# Input data:
↓↓↓

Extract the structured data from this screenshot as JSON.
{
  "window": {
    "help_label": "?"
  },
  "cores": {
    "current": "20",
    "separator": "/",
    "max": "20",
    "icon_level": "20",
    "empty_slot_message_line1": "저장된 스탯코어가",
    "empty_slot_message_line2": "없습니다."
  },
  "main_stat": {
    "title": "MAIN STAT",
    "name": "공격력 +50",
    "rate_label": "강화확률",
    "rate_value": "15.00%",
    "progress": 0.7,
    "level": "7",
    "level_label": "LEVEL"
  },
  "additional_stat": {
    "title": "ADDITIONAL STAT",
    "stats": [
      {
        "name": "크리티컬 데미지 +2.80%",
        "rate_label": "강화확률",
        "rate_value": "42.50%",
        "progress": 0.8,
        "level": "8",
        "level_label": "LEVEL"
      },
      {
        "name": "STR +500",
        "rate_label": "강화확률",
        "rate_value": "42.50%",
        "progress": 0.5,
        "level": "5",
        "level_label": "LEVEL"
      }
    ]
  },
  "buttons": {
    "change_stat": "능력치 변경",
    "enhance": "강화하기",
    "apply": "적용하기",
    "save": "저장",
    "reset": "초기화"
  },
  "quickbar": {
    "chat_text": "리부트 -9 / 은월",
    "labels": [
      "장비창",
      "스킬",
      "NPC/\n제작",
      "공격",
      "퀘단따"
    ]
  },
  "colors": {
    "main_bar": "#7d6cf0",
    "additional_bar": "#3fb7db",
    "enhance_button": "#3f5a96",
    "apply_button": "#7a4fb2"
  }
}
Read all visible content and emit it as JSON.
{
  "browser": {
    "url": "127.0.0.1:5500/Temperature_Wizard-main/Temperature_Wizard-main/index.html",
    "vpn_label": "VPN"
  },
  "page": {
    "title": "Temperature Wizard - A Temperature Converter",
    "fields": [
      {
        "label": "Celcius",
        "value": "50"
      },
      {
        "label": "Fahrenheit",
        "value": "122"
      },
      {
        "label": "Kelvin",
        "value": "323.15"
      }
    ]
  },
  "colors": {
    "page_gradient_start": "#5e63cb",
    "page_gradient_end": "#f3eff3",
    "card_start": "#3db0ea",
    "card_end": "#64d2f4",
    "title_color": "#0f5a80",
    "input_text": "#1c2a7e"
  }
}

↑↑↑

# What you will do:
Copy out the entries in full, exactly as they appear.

# Task answer:
Extract the structured data from this screenshot as JSON.
{
  "window": {
    "help_label": "?"
  },
  "cores": {
    "current": "20",
    "separator": "/",
    "max": "20",
    "icon_level": "20",
    "empty_slot_message_line1": "저장된 스탯코어가",
    "empty_slot_message_line2": "없습니다."
  },
  "main_stat": {
    "title": "MAIN STAT",
    "name": "공격력 +50",
    "rate_label": "강화확률",
    "rate_value": "15.00%",
    "progress": 0.7,
    "level": "7",
    "level_label": "LEVEL"
  },
  "additional_stat": {
    "title": "ADDITIONAL STAT",
    "stats": [
      {
        "name": "크리티컬 데미지 +2.80%",
        "rate_label": "강화확률",
        "rate_value": "42.50%",
        "progress": 0.8,
        "level": "8",
        "level_label": "LEVEL"
      },
      {
        "name": "STR +500",
        "rate_label": "강화확률",
        "rate_value": "42.50%",
        "progress": 0.5,
        "level": "5",
        "level_label": "LEVEL"
      }
    ]
  },
  "buttons": {
    "change_stat": "능력치 변경",
    "enhance": "강화하기",
    "apply": "적용하기",
    "save": "저장",
    "reset": "초기화"
  },
  "quickbar": {
    "chat_text": "리부트 -9 / 은월",
    "labels": [
      "장비창",
      "스킬",
      "NPC/\n제작",
      "공격",
      "퀘단따"
    ]
  },
  "colors": {
    "main_bar": "#7d6cf0",
    "additional_bar": "#3fb7db",
    "enhance_button": "#3f5a96",
    "apply_button": "#7a4fb2"
  }
}
Read all visible content and emit it as JSON.
{
  "browser": {
    "url": "127.0.0.1:5500/Temperature_Wizard-main/Temperature_Wizard-main/index.html",
    "vpn_label": "VPN"
  },
  "page": {
    "title": "Temperature Wizard - A Temperature Converter",
    "fields": [
      {
        "label": "Celcius",
        "value": "50"
      },
      {
        "label": "Fahrenheit",
        "value": "122"
      },
      {
        "label": "Kelvin",
        "value": "323.15"
      }
    ]
  },
  "colors": {
    "page_gradient_start": "#5e63cb",
    "page_gradient_end": "#f3eff3",
    "card_start": "#3db0ea",
    "card_end": "#64d2f4",
    "title_color": "#0f5a80",
    "input_text": "#1c2a7e"
  }
}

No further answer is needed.